*** Opening of Listed records ***
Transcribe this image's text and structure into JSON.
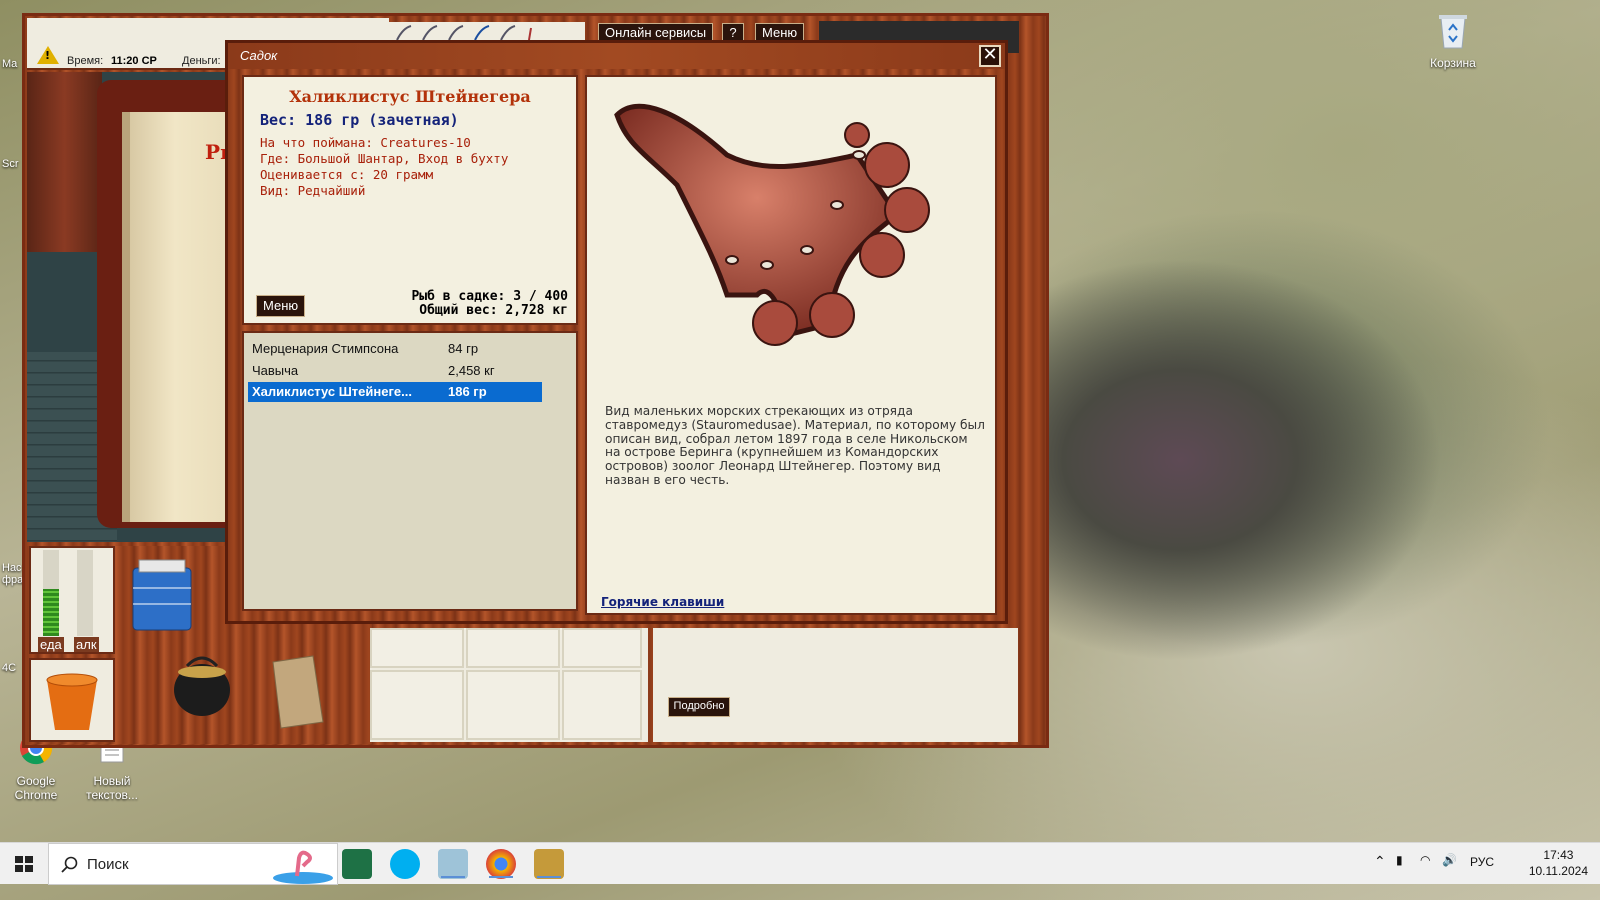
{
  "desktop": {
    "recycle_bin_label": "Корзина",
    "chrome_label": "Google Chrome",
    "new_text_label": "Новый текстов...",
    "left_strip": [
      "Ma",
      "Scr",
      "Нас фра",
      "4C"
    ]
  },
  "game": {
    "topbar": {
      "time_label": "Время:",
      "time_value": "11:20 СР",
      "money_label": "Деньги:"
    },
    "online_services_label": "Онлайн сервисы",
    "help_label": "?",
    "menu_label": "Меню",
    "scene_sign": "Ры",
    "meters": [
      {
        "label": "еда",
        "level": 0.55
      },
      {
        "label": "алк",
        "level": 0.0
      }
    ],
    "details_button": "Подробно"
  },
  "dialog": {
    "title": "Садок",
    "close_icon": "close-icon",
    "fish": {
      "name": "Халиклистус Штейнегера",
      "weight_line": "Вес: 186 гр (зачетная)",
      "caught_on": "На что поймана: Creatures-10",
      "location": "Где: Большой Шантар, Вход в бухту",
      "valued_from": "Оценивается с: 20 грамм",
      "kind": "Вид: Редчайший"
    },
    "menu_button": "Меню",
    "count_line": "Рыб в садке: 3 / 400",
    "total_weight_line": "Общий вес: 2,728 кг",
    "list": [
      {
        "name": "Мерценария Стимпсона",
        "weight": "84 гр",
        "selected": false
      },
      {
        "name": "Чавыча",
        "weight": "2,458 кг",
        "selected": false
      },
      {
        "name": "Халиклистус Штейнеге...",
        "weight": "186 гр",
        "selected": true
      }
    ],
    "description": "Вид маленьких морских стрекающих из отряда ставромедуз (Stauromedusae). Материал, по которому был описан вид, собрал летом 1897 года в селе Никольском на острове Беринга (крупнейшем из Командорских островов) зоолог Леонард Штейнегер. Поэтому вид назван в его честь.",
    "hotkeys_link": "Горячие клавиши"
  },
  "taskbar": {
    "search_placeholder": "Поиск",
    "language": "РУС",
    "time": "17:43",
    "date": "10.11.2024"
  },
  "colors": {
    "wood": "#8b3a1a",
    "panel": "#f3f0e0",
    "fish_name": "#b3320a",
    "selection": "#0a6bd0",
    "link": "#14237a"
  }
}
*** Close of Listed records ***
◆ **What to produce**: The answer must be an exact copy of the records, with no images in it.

◆ **Result of this task**:
Transcribe this image's text and structure into JSON.
{
  "desktop": {
    "recycle_bin_label": "Корзина",
    "chrome_label": "Google Chrome",
    "new_text_label": "Новый текстов...",
    "left_strip": [
      "Ma",
      "Scr",
      "Нас фра",
      "4C"
    ]
  },
  "game": {
    "topbar": {
      "time_label": "Время:",
      "time_value": "11:20 СР",
      "money_label": "Деньги:"
    },
    "online_services_label": "Онлайн сервисы",
    "help_label": "?",
    "menu_label": "Меню",
    "scene_sign": "Ры",
    "meters": [
      {
        "label": "еда",
        "level": 0.55
      },
      {
        "label": "алк",
        "level": 0.0
      }
    ],
    "details_button": "Подробно"
  },
  "dialog": {
    "title": "Садок",
    "close_icon": "close-icon",
    "fish": {
      "name": "Халиклистус Штейнегера",
      "weight_line": "Вес: 186 гр (зачетная)",
      "caught_on": "На что поймана: Creatures-10",
      "location": "Где: Большой Шантар, Вход в бухту",
      "valued_from": "Оценивается с: 20 грамм",
      "kind": "Вид: Редчайший"
    },
    "menu_button": "Меню",
    "count_line": "Рыб в садке: 3 / 400",
    "total_weight_line": "Общий вес: 2,728 кг",
    "list": [
      {
        "name": "Мерценария Стимпсона",
        "weight": "84 гр",
        "selected": false
      },
      {
        "name": "Чавыча",
        "weight": "2,458 кг",
        "selected": false
      },
      {
        "name": "Халиклистус Штейнеге...",
        "weight": "186 гр",
        "selected": true
      }
    ],
    "description": "Вид маленьких морских стрекающих из отряда ставромедуз (Stauromedusae). Материал, по которому был описан вид, собрал летом 1897 года в селе Никольском на острове Беринга (крупнейшем из Командорских островов) зоолог Леонард Штейнегер. Поэтому вид назван в его честь.",
    "hotkeys_link": "Горячие клавиши"
  },
  "taskbar": {
    "search_placeholder": "Поиск",
    "language": "РУС",
    "time": "17:43",
    "date": "10.11.2024"
  },
  "colors": {
    "wood": "#8b3a1a",
    "panel": "#f3f0e0",
    "fish_name": "#b3320a",
    "selection": "#0a6bd0",
    "link": "#14237a"
  }
}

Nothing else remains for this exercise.